Masculinity has a powerful effect on the health of men and boys. Indeed, many of the behaviors they use to "be men" actually increase their risk of disease, injury, and death. In this book, Dr. Will Courtenay, an internationally recognized expert on men's health, provides a foundation for understanding this troubling reality. With a comprehensive review of data and literature, he identifies specific gender differences in the health-related attitudes, beliefs, and behaviors of men and boys and the health consequences of these differences. He then describes the powerful social, environmental, institutional, and cultural influences that encourage their unhealthy behaviors and constrain their adoption of healthier ones. In the book's third section, he more closely examines the health needs of specific populations of men, such as ethnic-minority men, rural men, men in college, and men in prisons. Courtenay also provides four empirical studies conducted with multidisciplinary colleagues that examine the associations between masculinity and men and boys' health beliefs and practices.
Finally, he provides specific strategies and an evidence-based practice guideline for working with men in a variety of settings, as well as a look to the future of men's health. Medical professionals, social workers, public health professionals, school psychologists, college health professionals, mental health practitioners, academics, and researchers from a broad array of disciplines, and anyone interested in this topic will find it to be an extensively researched and accessible volume.
Part I: Why Men and Boys Get Sick and Die Young.
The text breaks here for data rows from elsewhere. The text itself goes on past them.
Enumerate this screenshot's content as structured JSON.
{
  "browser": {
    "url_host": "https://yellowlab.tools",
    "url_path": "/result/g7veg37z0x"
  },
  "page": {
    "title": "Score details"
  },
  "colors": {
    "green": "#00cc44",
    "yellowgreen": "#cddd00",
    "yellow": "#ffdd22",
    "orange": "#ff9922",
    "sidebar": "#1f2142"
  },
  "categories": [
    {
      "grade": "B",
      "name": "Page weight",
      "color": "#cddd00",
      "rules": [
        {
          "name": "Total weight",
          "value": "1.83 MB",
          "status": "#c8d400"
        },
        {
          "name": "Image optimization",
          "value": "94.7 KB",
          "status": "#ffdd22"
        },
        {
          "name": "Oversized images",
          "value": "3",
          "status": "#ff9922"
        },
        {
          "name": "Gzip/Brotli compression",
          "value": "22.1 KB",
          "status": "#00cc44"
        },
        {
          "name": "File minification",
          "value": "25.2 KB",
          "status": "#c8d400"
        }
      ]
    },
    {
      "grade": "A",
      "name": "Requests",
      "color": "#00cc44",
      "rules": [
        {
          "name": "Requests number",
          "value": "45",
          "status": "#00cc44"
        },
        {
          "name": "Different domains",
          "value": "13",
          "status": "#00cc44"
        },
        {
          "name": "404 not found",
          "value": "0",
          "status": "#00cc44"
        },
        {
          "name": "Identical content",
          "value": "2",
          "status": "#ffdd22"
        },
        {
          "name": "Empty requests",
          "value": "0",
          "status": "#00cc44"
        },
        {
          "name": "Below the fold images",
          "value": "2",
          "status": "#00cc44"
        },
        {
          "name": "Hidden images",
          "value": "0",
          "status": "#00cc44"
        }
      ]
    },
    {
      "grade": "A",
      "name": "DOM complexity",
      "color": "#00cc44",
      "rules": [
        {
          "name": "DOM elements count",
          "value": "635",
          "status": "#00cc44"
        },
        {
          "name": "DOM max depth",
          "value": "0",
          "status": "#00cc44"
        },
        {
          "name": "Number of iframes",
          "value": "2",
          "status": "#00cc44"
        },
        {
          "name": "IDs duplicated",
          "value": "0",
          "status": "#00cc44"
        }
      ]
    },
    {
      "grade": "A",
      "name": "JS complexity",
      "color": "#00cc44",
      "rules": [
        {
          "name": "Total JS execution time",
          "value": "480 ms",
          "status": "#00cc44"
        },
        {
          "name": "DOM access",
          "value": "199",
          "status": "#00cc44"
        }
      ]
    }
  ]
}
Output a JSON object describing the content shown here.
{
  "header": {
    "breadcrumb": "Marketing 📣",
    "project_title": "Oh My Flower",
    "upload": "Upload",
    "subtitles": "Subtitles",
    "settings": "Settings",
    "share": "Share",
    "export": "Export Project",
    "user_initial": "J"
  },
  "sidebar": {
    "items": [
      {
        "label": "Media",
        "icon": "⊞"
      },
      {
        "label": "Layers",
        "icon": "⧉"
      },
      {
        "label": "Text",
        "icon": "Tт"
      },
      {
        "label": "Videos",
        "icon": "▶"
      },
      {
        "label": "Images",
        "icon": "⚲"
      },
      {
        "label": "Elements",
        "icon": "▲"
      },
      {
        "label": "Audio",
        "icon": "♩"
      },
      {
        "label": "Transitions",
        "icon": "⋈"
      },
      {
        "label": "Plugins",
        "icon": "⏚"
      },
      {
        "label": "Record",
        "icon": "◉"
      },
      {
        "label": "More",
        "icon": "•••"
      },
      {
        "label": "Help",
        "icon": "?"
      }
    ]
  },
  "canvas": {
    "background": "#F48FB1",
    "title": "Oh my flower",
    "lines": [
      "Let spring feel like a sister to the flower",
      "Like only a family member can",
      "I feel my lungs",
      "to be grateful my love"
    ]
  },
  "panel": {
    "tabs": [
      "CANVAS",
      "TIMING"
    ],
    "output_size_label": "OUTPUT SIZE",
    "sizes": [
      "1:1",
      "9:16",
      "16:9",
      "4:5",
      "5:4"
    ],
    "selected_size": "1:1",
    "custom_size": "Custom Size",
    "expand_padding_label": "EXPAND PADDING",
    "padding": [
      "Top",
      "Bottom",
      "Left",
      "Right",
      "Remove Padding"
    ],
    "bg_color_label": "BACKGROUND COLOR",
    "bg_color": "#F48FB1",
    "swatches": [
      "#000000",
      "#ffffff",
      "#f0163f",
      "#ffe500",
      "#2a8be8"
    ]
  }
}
Key Determinants of the Health and Well-being of Men and Boys: An Overview. Behavioral Factors Associated with Disease, Injury, and Death Among Men and Boys. Part II: Why Men and Boys Do the Things that Make Them Sick and Kill Them. Introduction: Who are the Men in "Men's Health"? Engendering Health: The Social Construction of Gendered Health Beliefs and Behaviors. Constructions of Masculinity and Their Influence on Men's Well-being: A Theory of Gender and Health. Part III: Specific Populations. Introduction: Ethnicity Matters. Rural Men's Health: Situating Men's Risk in the Negation of Masculinity. College Men's Health. Preventive Health Strategies for Men in Prison. Part IV: Emerging Research on Men, Masculinity, and Health. Introduction: Youth Violence? Let's Call it What It Is. Gender and Ethnic Differences in Health Beliefs and Behaviors. Masculinity and Gender Role Conflict: Influence on Men's Likelihood of Engaging in High-risk Behaviors. Measurement of Men's Help Seeking. The Drive for Muscularity and Masculinity. Part V: Reaching Men. Introduction: Making Health Manly: Social Marketing and Men's Health. Counseling Men about Their Health: An Evidence-based Practice Guideline. Designing Effective Programs and Services for College Men: Applying the Six-point HEALTH Plan and Other Evidence-Based Strategies. Part VI: Looking Forward. Introduction: Teaming Up for the New Men's Health Movement. A Global Perspective on the Field of Men's Health.